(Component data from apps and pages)
-- -- --

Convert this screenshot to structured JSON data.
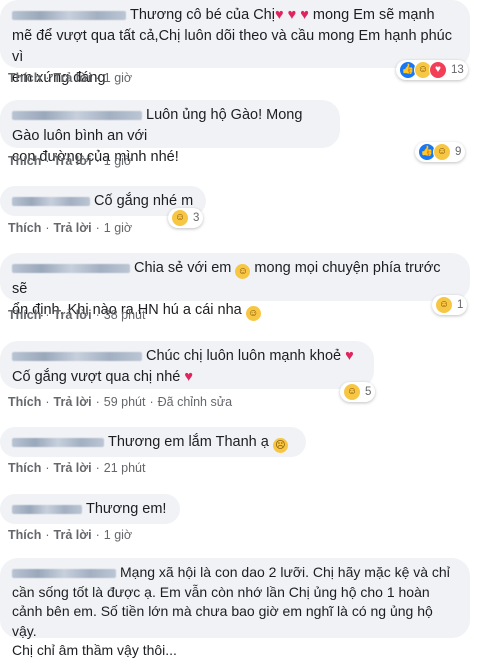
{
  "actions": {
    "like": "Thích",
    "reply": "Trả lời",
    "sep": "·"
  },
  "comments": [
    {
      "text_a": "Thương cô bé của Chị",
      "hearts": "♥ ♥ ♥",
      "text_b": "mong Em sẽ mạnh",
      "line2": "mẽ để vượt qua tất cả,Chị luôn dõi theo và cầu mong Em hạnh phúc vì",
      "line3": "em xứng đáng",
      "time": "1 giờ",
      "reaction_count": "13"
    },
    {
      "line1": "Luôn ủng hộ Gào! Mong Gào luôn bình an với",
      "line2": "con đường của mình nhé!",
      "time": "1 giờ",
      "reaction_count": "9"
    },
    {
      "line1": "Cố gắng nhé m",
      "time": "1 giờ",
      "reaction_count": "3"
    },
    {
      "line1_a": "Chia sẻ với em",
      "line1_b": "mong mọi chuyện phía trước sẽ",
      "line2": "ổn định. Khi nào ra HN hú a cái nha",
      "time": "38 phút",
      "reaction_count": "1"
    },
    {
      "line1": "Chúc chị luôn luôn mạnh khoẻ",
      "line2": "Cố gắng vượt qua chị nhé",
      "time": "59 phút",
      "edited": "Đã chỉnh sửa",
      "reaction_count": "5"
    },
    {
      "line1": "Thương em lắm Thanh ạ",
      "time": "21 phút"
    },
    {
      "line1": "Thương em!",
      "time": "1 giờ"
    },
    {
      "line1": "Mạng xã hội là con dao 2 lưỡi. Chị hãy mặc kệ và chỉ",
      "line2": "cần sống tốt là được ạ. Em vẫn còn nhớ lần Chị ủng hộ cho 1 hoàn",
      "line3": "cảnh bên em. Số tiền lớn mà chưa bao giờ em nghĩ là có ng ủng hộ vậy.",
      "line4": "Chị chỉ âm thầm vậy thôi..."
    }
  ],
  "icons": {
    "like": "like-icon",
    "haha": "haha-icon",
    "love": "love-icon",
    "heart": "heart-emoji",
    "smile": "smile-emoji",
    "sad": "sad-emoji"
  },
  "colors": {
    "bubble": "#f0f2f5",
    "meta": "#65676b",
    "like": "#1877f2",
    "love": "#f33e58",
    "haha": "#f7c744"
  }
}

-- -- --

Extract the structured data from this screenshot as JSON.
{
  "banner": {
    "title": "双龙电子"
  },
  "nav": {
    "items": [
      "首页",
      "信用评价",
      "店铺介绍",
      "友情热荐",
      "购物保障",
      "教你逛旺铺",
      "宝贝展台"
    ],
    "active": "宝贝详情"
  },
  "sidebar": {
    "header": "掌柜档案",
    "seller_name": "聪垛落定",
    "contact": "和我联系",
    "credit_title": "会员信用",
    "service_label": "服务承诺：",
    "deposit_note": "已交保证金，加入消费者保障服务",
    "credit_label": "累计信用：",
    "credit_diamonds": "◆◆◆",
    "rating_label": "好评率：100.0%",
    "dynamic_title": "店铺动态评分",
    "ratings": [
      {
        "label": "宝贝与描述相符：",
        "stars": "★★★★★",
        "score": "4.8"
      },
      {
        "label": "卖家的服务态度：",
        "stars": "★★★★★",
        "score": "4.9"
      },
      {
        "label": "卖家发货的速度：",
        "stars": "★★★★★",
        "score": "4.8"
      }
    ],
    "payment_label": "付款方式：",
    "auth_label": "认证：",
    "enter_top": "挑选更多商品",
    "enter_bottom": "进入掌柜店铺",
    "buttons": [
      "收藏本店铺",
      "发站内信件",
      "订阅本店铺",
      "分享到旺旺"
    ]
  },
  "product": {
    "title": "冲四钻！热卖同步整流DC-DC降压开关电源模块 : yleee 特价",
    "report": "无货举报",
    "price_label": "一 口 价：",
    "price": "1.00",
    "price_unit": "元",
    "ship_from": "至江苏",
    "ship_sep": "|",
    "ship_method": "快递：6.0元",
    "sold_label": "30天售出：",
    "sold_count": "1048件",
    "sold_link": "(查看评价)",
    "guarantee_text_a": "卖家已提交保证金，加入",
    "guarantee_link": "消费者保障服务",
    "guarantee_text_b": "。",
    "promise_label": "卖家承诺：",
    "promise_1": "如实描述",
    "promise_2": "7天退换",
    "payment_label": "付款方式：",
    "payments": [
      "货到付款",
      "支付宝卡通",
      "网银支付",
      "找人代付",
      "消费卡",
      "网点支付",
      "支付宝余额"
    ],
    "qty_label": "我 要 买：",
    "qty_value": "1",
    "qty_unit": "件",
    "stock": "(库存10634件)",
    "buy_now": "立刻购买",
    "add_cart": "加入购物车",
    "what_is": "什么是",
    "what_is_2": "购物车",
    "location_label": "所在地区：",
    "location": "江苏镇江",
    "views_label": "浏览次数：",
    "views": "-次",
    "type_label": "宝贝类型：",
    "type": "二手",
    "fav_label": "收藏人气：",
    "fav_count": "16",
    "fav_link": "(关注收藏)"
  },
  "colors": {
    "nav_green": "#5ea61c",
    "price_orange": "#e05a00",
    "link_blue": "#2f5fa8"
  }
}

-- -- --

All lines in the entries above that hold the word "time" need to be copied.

      "time": "1 giờ",
      "time": "1 giờ",
      "time": "1 giờ",
      "time": "38 phút",
      "time": "59 phút",
      "time": "21 phút"
      "time": "1 giờ"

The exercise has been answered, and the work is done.